◆ Your objective:
Determine how many lines of the material below contain "price". Report only that figure.

---

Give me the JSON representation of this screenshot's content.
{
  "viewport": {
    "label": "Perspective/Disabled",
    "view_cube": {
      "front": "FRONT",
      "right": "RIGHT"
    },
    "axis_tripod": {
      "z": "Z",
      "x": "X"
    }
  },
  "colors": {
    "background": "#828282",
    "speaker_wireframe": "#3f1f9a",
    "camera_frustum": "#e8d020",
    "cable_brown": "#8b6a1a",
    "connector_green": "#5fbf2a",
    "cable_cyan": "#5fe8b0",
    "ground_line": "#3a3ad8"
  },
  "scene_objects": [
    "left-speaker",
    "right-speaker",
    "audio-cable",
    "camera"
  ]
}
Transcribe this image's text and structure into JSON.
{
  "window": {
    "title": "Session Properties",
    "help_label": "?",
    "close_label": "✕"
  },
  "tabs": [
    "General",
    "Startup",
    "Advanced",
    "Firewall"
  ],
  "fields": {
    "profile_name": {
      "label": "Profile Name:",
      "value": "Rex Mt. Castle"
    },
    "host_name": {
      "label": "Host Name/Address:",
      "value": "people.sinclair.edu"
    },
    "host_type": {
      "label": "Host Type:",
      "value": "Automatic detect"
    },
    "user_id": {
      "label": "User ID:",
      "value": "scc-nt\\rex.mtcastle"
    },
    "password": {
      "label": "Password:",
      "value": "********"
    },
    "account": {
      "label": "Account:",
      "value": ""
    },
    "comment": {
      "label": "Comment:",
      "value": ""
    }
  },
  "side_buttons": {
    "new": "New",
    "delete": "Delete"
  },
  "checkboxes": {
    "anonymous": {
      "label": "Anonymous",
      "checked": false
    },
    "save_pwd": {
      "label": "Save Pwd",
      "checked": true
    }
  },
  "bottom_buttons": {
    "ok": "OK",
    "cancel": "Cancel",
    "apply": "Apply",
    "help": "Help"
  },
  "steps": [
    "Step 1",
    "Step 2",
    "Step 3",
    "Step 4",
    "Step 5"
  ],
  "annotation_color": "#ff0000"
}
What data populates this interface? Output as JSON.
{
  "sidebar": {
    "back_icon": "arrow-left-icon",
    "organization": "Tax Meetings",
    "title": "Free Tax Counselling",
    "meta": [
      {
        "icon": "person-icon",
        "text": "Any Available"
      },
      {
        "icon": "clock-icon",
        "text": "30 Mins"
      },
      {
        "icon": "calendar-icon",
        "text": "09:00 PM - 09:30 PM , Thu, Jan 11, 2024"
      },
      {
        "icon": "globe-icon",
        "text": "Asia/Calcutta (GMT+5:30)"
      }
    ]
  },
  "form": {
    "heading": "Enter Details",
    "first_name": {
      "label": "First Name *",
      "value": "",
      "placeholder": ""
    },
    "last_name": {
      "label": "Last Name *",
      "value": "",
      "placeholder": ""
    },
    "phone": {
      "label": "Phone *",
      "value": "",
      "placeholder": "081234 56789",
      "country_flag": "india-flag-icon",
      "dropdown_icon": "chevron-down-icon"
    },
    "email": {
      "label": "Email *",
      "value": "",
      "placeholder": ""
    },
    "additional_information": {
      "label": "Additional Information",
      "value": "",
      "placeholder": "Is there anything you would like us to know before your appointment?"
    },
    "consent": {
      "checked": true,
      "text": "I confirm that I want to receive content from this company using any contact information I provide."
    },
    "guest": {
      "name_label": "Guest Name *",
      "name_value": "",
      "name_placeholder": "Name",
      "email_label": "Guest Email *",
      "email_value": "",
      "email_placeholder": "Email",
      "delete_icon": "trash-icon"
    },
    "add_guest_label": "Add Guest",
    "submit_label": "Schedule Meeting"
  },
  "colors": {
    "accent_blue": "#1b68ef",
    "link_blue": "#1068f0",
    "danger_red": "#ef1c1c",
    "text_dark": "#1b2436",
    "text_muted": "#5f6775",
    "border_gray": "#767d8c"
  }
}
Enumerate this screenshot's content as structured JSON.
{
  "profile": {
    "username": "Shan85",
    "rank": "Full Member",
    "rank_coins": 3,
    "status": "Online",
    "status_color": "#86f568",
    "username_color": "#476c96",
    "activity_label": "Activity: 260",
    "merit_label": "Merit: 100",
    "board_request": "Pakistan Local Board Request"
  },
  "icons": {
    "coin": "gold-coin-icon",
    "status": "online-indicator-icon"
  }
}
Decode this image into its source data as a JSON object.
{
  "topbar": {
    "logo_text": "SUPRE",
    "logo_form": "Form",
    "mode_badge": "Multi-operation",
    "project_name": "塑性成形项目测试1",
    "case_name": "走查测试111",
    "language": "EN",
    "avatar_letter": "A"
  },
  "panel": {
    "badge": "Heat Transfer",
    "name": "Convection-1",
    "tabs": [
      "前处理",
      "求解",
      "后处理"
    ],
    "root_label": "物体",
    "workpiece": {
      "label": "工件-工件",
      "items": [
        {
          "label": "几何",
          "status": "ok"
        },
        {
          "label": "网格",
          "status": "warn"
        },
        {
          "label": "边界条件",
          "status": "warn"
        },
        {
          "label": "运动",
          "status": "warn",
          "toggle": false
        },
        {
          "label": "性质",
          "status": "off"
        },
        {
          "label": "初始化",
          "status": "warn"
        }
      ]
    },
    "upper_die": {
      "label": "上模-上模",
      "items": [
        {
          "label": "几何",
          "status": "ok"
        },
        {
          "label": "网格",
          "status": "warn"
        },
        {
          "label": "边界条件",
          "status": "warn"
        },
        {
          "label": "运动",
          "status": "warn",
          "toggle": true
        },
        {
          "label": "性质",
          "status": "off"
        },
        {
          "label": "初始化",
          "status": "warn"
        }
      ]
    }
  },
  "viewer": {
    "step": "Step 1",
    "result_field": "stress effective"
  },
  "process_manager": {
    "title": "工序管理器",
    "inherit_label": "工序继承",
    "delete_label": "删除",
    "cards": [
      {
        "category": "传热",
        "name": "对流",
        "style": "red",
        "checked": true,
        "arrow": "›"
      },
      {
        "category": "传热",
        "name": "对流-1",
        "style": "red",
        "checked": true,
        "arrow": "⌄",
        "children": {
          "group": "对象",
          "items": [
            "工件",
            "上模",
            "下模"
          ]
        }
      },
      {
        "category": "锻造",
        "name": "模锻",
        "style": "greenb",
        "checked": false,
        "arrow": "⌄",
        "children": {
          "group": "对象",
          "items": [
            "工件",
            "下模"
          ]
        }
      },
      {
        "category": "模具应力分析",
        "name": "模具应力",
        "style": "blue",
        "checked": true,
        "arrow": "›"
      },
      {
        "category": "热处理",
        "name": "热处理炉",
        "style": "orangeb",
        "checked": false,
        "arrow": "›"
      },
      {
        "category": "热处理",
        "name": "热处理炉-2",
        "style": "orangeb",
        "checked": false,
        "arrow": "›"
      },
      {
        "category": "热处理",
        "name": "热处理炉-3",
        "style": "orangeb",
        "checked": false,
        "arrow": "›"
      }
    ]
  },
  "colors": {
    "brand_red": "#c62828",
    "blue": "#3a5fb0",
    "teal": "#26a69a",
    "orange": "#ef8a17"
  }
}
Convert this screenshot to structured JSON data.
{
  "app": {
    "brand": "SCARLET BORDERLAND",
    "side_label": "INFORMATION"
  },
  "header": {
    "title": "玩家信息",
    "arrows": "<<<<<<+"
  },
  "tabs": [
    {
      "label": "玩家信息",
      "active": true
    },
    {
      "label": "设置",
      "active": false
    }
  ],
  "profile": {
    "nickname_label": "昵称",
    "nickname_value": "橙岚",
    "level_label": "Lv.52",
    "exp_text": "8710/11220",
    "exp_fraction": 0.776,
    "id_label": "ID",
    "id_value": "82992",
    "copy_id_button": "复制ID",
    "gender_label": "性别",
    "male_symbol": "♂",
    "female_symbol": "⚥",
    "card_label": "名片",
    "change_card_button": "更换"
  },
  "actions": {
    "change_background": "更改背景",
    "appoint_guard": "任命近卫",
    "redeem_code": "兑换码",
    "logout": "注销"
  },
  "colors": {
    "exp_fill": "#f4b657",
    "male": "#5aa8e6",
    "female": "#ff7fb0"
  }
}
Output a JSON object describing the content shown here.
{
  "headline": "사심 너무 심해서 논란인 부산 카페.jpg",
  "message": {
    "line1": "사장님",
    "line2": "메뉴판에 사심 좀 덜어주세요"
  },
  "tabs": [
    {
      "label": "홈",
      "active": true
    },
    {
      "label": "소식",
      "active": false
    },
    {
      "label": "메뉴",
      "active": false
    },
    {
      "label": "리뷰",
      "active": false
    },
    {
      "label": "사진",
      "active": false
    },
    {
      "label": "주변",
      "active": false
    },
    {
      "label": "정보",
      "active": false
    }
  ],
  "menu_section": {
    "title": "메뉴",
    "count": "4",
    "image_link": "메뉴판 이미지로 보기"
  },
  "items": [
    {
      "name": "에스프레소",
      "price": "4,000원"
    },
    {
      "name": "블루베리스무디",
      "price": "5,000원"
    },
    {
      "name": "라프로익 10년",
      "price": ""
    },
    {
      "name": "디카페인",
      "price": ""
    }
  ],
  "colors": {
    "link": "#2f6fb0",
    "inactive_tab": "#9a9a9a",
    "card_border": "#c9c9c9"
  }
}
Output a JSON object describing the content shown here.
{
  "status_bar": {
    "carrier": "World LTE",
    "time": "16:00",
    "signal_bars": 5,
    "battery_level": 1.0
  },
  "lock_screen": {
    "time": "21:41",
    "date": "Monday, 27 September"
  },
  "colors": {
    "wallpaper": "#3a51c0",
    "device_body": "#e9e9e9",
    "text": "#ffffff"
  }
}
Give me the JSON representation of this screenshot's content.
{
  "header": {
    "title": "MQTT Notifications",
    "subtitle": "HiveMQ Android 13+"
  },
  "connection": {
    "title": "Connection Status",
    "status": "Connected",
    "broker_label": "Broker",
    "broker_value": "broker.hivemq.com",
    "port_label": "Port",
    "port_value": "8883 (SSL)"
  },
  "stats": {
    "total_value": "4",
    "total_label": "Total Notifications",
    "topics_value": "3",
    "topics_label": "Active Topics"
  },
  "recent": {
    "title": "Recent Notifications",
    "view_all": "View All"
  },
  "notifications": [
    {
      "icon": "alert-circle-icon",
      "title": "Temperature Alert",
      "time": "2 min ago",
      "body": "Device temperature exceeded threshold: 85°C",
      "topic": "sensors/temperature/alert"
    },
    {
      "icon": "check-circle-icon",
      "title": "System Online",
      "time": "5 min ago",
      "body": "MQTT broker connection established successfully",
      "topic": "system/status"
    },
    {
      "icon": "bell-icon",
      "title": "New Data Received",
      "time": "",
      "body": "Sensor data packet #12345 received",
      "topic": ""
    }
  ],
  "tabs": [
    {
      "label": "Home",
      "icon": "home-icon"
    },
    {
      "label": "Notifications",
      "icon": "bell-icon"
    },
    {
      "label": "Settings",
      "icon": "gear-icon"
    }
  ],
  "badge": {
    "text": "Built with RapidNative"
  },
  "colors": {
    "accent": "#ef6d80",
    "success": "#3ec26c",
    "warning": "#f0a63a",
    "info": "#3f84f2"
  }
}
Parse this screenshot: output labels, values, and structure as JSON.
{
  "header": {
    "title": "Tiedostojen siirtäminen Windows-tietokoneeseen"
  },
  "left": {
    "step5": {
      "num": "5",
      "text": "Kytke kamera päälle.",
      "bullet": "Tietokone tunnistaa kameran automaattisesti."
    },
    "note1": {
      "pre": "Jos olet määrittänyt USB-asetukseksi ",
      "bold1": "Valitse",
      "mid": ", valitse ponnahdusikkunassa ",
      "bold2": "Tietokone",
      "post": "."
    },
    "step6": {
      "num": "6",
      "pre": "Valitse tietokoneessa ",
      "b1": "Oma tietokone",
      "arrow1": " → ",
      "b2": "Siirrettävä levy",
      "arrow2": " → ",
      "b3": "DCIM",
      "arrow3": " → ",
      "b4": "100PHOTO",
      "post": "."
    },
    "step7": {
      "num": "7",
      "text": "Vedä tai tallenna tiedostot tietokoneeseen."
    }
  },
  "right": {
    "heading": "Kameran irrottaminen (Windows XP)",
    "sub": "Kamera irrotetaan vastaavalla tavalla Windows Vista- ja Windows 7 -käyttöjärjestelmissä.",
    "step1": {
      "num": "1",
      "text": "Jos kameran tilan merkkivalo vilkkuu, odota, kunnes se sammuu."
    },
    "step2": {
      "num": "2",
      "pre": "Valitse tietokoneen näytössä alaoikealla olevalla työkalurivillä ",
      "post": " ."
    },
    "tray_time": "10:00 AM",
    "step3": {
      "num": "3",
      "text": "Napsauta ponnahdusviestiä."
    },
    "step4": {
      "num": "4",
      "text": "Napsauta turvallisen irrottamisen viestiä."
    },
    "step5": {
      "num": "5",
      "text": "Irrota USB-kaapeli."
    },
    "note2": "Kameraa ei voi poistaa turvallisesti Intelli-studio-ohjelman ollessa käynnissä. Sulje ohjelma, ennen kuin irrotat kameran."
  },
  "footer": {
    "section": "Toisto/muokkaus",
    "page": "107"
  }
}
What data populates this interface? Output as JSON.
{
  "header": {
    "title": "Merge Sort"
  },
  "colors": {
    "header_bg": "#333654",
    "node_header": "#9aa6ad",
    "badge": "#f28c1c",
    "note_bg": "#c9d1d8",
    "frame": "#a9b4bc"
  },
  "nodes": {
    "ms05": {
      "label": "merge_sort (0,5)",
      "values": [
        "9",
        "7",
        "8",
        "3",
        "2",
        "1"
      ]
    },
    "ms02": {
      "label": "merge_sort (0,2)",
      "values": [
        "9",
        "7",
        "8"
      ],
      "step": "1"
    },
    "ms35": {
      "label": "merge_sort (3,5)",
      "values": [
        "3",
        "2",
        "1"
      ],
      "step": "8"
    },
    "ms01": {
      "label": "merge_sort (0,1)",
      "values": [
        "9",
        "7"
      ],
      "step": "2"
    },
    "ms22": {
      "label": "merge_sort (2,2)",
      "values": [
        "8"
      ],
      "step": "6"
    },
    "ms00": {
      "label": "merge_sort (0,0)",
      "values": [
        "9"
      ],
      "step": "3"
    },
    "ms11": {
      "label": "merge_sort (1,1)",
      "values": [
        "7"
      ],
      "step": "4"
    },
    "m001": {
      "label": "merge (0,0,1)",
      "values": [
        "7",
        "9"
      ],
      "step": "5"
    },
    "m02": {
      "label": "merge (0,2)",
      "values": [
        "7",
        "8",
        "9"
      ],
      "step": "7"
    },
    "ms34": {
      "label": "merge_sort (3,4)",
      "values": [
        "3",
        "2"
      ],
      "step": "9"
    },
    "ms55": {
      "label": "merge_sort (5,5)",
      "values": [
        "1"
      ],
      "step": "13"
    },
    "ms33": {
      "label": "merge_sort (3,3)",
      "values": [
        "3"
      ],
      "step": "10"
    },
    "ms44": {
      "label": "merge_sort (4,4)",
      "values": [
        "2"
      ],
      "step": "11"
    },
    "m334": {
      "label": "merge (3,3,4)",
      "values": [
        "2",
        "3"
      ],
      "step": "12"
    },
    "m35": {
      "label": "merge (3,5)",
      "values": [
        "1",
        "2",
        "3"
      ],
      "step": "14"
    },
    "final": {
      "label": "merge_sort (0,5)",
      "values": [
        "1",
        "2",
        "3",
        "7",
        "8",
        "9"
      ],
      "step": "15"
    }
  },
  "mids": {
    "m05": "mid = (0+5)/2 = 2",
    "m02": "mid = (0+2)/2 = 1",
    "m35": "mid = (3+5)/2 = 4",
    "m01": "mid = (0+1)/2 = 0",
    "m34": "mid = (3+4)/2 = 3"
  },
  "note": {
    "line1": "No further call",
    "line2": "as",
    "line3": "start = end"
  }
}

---

◆ Response for this exercise:
4